__ASSIGNMENT__: Scan the records for the string "party" and copy every line that holds it.

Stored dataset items
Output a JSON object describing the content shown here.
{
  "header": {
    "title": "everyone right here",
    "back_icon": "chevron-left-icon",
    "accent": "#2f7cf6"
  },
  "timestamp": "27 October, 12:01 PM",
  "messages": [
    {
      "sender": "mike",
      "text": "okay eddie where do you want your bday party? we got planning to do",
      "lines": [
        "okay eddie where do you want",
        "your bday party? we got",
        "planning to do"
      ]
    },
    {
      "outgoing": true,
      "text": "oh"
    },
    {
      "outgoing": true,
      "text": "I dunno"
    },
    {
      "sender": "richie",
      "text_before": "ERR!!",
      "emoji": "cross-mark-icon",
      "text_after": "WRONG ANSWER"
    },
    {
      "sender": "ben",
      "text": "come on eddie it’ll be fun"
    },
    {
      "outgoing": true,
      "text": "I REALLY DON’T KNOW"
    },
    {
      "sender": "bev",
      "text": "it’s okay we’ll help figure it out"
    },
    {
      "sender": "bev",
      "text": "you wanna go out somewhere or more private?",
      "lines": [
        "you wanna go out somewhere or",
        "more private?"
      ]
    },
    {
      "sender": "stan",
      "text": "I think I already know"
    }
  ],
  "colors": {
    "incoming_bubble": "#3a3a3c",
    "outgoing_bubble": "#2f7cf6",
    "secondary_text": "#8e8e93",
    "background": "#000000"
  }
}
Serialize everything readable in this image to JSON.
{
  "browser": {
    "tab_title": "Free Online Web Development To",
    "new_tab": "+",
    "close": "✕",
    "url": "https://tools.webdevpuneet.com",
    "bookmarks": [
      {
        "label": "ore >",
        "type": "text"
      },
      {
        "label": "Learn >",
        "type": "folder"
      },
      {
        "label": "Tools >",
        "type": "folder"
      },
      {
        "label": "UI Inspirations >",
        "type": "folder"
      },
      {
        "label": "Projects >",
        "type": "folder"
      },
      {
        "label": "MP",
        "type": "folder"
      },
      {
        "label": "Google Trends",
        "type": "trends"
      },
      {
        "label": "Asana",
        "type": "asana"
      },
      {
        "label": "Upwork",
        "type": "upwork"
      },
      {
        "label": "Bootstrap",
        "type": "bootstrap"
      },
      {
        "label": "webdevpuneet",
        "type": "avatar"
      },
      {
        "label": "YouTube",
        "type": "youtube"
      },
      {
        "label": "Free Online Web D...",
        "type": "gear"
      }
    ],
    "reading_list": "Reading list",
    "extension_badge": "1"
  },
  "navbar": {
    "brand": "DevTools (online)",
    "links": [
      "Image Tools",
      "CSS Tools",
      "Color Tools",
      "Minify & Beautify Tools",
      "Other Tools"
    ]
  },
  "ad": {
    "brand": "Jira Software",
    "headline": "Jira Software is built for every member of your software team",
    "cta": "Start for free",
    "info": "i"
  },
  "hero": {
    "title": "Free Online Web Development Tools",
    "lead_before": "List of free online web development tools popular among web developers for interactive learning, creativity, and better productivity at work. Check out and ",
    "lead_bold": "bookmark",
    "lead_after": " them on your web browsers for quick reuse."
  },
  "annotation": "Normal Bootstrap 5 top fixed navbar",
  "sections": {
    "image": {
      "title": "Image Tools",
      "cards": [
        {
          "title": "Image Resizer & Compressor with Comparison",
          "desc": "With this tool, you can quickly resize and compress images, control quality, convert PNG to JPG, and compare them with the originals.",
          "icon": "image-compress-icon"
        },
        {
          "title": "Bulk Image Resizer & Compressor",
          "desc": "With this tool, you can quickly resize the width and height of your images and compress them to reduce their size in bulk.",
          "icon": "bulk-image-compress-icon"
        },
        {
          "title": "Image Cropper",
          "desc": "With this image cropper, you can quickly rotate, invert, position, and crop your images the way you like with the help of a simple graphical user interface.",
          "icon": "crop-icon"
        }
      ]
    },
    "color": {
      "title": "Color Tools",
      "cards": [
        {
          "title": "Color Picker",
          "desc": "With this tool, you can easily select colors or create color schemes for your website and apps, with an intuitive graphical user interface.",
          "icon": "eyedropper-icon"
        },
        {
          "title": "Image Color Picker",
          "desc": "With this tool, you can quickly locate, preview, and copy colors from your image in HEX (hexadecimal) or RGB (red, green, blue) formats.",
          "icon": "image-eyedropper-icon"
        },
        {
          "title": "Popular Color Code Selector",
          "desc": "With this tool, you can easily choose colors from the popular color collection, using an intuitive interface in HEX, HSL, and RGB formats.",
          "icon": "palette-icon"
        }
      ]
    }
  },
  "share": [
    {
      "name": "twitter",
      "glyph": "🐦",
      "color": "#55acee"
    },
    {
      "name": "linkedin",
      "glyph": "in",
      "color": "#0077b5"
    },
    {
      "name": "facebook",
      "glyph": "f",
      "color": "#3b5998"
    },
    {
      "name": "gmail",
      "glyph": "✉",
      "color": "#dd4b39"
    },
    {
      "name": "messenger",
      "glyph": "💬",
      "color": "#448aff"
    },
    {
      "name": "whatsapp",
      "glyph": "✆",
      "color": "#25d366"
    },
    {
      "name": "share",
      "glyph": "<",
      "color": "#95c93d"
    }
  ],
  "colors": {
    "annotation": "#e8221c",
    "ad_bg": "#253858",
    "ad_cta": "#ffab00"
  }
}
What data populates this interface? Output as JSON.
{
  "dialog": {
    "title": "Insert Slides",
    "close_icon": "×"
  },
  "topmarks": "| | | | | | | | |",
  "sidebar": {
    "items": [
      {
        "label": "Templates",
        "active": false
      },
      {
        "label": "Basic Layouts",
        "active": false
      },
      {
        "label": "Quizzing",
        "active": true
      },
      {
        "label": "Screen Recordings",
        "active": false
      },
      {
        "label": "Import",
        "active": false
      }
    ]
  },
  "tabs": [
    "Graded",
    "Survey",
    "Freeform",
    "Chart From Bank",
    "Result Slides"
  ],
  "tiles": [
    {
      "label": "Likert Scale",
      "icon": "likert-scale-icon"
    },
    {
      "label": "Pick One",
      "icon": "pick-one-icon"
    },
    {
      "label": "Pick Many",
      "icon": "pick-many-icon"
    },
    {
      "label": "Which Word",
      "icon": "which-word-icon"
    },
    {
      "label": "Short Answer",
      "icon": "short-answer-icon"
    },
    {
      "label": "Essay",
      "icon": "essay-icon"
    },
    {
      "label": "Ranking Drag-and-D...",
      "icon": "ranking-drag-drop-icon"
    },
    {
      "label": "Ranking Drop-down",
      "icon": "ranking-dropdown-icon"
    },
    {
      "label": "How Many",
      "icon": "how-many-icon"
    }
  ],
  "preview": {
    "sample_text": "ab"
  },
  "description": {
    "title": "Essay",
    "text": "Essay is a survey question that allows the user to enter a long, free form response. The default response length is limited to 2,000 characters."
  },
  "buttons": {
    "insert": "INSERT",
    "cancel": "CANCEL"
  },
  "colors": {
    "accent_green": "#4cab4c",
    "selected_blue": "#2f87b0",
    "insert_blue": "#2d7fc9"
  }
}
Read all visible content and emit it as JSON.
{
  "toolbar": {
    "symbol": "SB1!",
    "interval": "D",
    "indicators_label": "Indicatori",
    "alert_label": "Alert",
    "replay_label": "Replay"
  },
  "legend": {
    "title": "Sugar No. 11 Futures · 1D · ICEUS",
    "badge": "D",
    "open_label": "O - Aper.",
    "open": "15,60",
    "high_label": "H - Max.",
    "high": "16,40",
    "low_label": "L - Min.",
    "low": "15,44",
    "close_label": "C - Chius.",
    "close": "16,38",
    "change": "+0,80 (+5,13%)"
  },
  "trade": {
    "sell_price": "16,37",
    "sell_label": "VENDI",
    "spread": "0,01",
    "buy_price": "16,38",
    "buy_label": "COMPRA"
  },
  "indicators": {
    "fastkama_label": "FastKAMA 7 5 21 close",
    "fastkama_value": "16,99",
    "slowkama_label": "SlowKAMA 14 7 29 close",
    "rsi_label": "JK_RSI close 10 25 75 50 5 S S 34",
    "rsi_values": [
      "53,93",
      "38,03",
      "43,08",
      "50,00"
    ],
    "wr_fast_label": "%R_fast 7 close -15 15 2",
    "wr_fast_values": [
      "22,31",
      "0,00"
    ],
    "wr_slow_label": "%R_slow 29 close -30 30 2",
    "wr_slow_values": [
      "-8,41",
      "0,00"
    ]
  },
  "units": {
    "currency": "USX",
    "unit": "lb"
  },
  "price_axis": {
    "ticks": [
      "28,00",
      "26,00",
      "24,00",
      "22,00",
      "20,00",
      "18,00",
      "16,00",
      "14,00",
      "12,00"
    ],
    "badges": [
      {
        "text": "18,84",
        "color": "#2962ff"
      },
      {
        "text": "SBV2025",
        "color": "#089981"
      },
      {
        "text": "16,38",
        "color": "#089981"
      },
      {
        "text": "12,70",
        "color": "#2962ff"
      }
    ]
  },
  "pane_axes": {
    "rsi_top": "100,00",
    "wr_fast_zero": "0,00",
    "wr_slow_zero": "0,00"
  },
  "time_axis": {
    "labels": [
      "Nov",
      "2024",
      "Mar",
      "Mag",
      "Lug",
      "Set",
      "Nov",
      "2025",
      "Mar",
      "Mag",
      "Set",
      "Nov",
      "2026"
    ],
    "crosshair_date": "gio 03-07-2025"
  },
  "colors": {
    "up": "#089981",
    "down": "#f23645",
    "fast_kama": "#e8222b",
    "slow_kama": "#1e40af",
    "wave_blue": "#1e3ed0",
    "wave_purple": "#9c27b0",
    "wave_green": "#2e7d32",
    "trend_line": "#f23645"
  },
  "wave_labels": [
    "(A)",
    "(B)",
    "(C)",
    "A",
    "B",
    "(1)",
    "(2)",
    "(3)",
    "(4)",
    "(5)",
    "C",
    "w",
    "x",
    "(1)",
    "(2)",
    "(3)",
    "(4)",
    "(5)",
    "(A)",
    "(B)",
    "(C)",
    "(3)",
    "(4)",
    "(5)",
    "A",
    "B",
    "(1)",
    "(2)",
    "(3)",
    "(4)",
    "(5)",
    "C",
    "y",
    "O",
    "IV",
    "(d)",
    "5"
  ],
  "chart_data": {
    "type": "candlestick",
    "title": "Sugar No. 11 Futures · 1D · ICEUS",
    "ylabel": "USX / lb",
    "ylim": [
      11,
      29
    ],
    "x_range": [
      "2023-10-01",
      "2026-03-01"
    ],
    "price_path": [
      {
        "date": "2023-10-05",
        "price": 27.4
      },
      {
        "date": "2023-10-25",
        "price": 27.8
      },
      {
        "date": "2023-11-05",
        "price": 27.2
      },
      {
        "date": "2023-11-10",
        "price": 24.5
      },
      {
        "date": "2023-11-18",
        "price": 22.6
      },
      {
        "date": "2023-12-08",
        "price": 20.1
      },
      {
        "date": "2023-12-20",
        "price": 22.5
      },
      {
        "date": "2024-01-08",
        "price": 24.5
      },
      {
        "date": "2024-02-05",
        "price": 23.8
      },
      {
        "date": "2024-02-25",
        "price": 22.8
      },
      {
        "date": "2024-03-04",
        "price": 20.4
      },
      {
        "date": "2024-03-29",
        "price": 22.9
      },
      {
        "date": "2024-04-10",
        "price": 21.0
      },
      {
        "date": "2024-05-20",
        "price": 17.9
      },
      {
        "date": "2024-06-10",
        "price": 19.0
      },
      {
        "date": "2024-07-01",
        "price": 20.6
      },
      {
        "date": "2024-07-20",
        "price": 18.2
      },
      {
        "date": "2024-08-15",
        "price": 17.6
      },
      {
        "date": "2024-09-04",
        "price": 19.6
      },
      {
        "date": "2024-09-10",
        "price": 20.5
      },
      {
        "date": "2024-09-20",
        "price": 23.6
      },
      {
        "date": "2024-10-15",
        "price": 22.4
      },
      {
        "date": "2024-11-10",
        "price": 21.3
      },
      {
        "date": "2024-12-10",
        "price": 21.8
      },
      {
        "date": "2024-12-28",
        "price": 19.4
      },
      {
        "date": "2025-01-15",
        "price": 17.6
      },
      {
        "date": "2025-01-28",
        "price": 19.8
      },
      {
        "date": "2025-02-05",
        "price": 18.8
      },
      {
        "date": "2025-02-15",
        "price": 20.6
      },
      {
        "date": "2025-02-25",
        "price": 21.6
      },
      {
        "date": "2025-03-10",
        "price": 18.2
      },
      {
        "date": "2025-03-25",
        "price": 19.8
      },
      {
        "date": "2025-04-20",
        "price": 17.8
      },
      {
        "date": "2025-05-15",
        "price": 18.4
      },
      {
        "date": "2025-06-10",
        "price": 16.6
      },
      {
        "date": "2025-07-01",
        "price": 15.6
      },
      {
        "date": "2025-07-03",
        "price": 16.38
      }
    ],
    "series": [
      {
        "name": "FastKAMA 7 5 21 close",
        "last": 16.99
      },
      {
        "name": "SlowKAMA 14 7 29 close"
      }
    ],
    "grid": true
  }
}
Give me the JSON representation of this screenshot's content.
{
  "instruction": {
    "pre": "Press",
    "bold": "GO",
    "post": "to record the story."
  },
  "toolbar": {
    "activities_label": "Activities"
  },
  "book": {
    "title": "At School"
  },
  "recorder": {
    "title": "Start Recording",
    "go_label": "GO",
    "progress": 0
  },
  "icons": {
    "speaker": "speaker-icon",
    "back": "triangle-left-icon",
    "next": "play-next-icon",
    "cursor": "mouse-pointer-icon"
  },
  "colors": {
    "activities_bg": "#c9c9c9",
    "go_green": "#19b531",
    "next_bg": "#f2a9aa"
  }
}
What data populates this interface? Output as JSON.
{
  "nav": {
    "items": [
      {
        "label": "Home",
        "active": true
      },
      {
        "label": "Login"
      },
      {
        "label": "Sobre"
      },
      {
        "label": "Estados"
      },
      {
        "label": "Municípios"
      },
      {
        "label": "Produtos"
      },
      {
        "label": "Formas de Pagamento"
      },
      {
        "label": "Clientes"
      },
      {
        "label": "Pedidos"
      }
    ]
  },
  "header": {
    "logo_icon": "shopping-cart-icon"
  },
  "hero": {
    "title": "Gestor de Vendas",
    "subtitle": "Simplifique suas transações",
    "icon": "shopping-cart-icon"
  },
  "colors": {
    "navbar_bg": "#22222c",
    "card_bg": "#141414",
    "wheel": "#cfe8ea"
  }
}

__RESPONSE BELOW__:
      "text": "okay eddie where do you want your bday party? we got planning to do",
        "your bday party? we got",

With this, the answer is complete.